What is needed:
Return the entries below word for word; no images should appear in the copy.

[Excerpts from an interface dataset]

—————

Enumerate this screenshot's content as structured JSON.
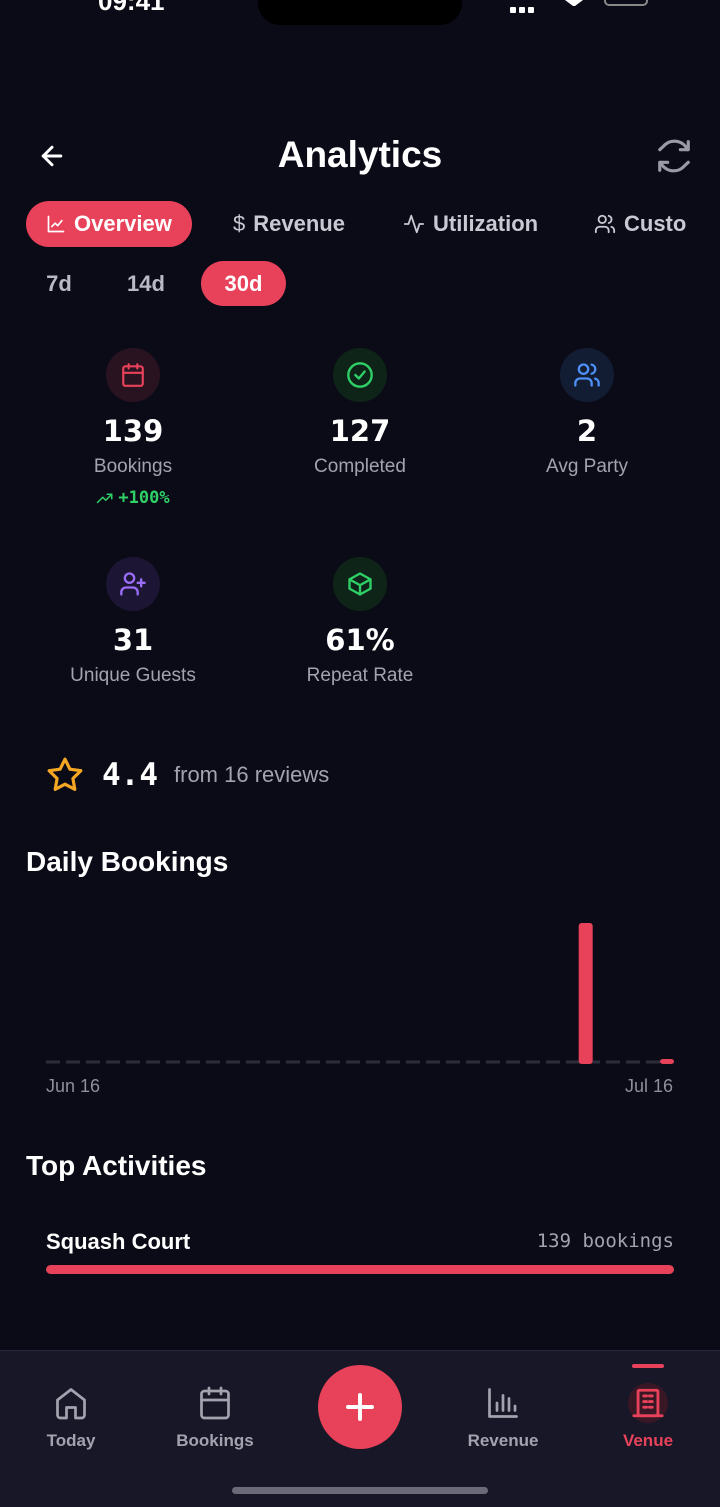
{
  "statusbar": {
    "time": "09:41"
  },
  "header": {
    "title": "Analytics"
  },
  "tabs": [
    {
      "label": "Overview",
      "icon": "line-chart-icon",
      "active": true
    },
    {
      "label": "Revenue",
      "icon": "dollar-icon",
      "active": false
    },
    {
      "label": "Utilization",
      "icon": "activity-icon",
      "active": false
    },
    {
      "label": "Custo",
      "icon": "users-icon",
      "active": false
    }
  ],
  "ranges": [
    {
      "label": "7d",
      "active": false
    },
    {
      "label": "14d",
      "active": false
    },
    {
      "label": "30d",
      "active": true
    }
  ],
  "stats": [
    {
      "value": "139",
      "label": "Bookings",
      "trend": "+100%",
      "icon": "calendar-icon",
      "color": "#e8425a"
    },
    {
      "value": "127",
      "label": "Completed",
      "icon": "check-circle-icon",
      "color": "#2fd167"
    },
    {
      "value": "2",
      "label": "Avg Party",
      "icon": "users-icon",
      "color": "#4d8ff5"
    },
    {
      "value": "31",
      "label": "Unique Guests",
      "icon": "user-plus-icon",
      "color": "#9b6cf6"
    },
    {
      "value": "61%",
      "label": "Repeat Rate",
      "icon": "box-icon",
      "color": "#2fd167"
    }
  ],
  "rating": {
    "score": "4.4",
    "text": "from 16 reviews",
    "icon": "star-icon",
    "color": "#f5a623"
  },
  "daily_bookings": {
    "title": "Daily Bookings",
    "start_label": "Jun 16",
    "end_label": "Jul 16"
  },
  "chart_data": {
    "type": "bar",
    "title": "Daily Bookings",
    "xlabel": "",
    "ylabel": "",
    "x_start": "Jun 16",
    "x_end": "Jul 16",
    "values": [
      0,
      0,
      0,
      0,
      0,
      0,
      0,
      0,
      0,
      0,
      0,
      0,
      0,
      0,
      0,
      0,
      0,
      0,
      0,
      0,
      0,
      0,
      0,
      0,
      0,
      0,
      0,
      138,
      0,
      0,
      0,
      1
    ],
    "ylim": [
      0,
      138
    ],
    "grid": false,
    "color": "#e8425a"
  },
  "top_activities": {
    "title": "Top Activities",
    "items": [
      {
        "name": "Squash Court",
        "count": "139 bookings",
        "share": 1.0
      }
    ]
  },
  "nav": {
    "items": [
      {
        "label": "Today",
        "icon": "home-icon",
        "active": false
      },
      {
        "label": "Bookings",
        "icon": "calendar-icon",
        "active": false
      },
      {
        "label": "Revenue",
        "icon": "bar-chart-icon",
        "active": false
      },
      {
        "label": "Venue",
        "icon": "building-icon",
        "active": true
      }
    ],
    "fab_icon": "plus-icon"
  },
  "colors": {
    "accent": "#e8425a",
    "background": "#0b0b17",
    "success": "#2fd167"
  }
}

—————

Solution for this problem:
Enumerate this screenshot's content as structured JSON.
{
  "statusbar": {
    "time": "09:41"
  },
  "header": {
    "title": "Analytics"
  },
  "tabs": [
    {
      "label": "Overview",
      "icon": "line-chart-icon",
      "active": true
    },
    {
      "label": "Revenue",
      "icon": "dollar-icon",
      "active": false
    },
    {
      "label": "Utilization",
      "icon": "activity-icon",
      "active": false
    },
    {
      "label": "Custo",
      "icon": "users-icon",
      "active": false
    }
  ],
  "ranges": [
    {
      "label": "7d",
      "active": false
    },
    {
      "label": "14d",
      "active": false
    },
    {
      "label": "30d",
      "active": true
    }
  ],
  "stats": [
    {
      "value": "139",
      "label": "Bookings",
      "trend": "+100%",
      "icon": "calendar-icon",
      "color": "#e8425a"
    },
    {
      "value": "127",
      "label": "Completed",
      "icon": "check-circle-icon",
      "color": "#2fd167"
    },
    {
      "value": "2",
      "label": "Avg Party",
      "icon": "users-icon",
      "color": "#4d8ff5"
    },
    {
      "value": "31",
      "label": "Unique Guests",
      "icon": "user-plus-icon",
      "color": "#9b6cf6"
    },
    {
      "value": "61%",
      "label": "Repeat Rate",
      "icon": "box-icon",
      "color": "#2fd167"
    }
  ],
  "rating": {
    "score": "4.4",
    "text": "from 16 reviews",
    "icon": "star-icon",
    "color": "#f5a623"
  },
  "daily_bookings": {
    "title": "Daily Bookings",
    "start_label": "Jun 16",
    "end_label": "Jul 16"
  },
  "chart_data": {
    "type": "bar",
    "title": "Daily Bookings",
    "xlabel": "",
    "ylabel": "",
    "x_start": "Jun 16",
    "x_end": "Jul 16",
    "values": [
      0,
      0,
      0,
      0,
      0,
      0,
      0,
      0,
      0,
      0,
      0,
      0,
      0,
      0,
      0,
      0,
      0,
      0,
      0,
      0,
      0,
      0,
      0,
      0,
      0,
      0,
      0,
      138,
      0,
      0,
      0,
      1
    ],
    "ylim": [
      0,
      138
    ],
    "grid": false,
    "color": "#e8425a"
  },
  "top_activities": {
    "title": "Top Activities",
    "items": [
      {
        "name": "Squash Court",
        "count": "139 bookings",
        "share": 1.0
      }
    ]
  },
  "nav": {
    "items": [
      {
        "label": "Today",
        "icon": "home-icon",
        "active": false
      },
      {
        "label": "Bookings",
        "icon": "calendar-icon",
        "active": false
      },
      {
        "label": "Revenue",
        "icon": "bar-chart-icon",
        "active": false
      },
      {
        "label": "Venue",
        "icon": "building-icon",
        "active": true
      }
    ],
    "fab_icon": "plus-icon"
  },
  "colors": {
    "accent": "#e8425a",
    "background": "#0b0b17",
    "success": "#2fd167"
  }
}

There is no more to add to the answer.